Wed - 13.12.2017

Fairfax group

Australia's Fairfax Media Ltd. will combine the print, online and classified divisions of its metropolitan newspapers under a single unit, called Australian Metropolitan Media division, in an effort to increase efficiency and cut cots in the company, The Wall Street Journal reported on Tuesday.

Chief Executive Officer Brian McCarthy said the strategy aims to increase news offerings across platforms and content-sharing between its newspapers, which include The Age, The Sydney Morning Herald and The Canberra Times.

"Such that the print product isn't as predictable if you've gone on to already the night before, so that'll be one of the things I'll be trying to achieve - a better balance of content," said McCarthy, ABC News quoted.

However, no one has been appointed yet to run the new unit, which reduced Fairfax's divisions from eleven to nine and is expected to save $9.9 million. According to The Australian, the new position will "be fiercely contested," pointing out that some of the candidates include editor-in-chief of The Sidney Morning Herald Peter Fray, The Sun-Herald director Greg Hywood and Jack Matthews, head of former Fairfax Digital.


Clara Mart


2010-11-24 18:10

Australia's Fairfax Media, owner of newspaper, digital and radio assets, will present its five-year strategic plan tomorrow, The Australian reported. The plan's goal is to more closely integrate the company's print and digital operations.

Although the company's print circulation at its top newspapers, including The Sydney Morning Herald, The Age and The Australian Financial Review, has declined, digital platforms will help the company to continue expanding its total audience. However, whether digital holdings can help the balance sheets is another issue.

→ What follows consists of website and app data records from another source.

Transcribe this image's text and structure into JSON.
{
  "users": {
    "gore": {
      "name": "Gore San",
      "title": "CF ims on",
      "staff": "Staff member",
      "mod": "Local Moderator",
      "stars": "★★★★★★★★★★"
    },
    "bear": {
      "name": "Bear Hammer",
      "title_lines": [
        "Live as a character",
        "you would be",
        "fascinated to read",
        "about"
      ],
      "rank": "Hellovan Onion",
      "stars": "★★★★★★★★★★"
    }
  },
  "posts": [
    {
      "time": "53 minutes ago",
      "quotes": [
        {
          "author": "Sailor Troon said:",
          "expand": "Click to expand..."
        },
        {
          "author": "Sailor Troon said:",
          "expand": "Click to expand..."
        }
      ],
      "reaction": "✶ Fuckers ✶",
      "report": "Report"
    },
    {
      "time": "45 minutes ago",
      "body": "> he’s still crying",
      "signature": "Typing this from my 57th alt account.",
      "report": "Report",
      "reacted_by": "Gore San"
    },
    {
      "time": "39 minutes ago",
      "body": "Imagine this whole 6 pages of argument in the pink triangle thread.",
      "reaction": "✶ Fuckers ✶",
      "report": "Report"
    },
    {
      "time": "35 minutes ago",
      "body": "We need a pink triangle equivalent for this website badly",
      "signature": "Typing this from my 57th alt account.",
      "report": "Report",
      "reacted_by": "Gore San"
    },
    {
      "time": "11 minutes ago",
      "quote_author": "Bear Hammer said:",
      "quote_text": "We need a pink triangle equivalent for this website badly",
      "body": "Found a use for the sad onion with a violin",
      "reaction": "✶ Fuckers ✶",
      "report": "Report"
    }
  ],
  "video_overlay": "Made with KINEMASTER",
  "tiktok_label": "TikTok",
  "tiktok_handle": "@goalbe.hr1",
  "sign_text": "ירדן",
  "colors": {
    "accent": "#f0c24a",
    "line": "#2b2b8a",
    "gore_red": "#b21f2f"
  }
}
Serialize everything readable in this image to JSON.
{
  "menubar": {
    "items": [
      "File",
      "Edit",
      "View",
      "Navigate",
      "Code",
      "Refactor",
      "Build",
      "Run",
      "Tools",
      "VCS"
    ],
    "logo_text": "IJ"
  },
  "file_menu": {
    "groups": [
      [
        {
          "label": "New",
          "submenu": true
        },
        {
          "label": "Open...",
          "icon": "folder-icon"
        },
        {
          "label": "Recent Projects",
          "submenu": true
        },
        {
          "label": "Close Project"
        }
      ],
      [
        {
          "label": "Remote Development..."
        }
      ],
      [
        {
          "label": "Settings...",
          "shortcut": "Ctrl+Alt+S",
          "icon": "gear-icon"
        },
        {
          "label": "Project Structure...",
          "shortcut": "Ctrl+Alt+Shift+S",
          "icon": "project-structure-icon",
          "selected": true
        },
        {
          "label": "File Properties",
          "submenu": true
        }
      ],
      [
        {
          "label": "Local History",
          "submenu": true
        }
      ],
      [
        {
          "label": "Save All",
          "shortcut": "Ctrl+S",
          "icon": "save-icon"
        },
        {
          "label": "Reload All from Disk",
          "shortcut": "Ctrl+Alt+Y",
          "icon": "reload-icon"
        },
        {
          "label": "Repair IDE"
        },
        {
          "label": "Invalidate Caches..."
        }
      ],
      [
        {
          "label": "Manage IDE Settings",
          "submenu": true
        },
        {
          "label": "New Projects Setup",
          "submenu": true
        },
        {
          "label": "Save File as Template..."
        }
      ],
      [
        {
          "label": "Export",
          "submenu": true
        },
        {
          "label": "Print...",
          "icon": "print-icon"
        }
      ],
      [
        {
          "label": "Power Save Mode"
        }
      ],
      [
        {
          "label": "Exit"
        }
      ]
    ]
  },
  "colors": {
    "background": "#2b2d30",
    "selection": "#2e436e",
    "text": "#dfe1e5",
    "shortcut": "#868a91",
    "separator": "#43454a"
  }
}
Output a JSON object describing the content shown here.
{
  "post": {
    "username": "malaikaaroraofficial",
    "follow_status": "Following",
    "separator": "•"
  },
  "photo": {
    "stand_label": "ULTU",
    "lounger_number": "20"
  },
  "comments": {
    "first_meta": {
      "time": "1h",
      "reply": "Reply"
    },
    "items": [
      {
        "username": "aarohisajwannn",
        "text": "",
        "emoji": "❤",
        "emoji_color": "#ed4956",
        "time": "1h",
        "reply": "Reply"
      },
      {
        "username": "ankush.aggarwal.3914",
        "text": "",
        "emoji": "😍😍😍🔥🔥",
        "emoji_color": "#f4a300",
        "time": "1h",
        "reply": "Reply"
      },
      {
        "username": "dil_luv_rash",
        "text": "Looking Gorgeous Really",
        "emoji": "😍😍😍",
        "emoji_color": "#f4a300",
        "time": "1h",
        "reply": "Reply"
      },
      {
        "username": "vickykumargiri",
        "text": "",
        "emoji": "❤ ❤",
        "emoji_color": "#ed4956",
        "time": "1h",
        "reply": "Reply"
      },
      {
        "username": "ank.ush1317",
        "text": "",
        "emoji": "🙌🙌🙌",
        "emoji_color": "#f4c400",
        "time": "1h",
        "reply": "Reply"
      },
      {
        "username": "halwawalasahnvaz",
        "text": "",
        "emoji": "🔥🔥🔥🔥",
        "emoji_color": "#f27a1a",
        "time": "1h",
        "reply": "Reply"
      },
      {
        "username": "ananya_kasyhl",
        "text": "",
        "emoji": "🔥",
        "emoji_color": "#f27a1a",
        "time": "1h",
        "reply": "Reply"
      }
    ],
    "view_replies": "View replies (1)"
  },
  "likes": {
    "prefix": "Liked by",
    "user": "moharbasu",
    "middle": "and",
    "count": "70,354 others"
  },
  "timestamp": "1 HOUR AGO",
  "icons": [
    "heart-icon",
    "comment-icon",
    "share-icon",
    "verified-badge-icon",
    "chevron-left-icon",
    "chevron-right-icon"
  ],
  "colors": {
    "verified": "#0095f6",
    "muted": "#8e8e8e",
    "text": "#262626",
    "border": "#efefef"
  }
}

Earlier this month, CEO Brian McCarthy said in an annual meeting that the company saw a 4 percent increase in revenue in the first four months of the year, and that Fairfax continues to focus on its strategy to monetize its online audience, The Sydney Morning Herald reported.

"Our paid online models need to be similar to another industry, say the pay TV industry," he said. "Remember, when they entered the market, they came in at quite a low level and they've done a great job of upping the yields. I think you've got to go and catch the audience, you've got to monetize it, then the yields will grow over time to make it a better return to the company."


Leah McBride Mensching


2010-11-22 21:27

An analyst for a big Australian-based investment bank suggested that Fairfax Media Ltd. could gain its earnings by shutting down the print editions of The Sydney Morning Herald and Melbourne's The Age and focusing on e-readers and online, The National Business Review reported.

According to the report from Macquarie, Australia's biggest investment bank, dropping print editions and delivering content via e-readers could "boost earnings from the two papers to A$55 million - $5 million more than the bank's 2010 forecast, the Australian reported.

Analyst Alex Pollak said Fairfax could "get the ball rolling by spending about $50 million to give away 100,000 e-readers to seed the migration of readers away from print."

"The point is such a move is likely, but not in its entirety on day one -- a seismic structural shift like this will take time for Fairfax to convince both advertisers and consumers alike of its merits," he added.


Erina Lin


2010-08-05 23:43

Two major Australian newspapers have threatened to pull their advertisements on Google as a form of protest against the recently launched Google Maps Real Estate service, an aggregator of real estate listings found on other sites, The Inquisitr reported.

Australia's News Ltd. and the Fairfax group, which own prominent real estate sites, are on the defense against the new site, which they see as a competitor to their respective and Domain.

In a statement issued by Fairfax addressing the threat to pull ads, the group stated: "we are obviously not keen to support a would-be competitor with our revenue."

Visitors to Google Maps Real Estate can conduct searches using a variety of options, including neighborhood, size of the property and the price range. While real estate agencies can directly list their properties on the sites, independent sellers must have information on their home aggregated from another site in order for it to appear on Google's Web site.

An article appearing the Sydney Morning Herald pointed out that and Domain both get one third of their traffic from Google, which may give pause to protest plans.


Leah McBride Mensching


2009-07-27 17:39

Syndicate content

© 2015 WAN-IFRA - World Association of Newspapers and News Publishers

Footer Navigation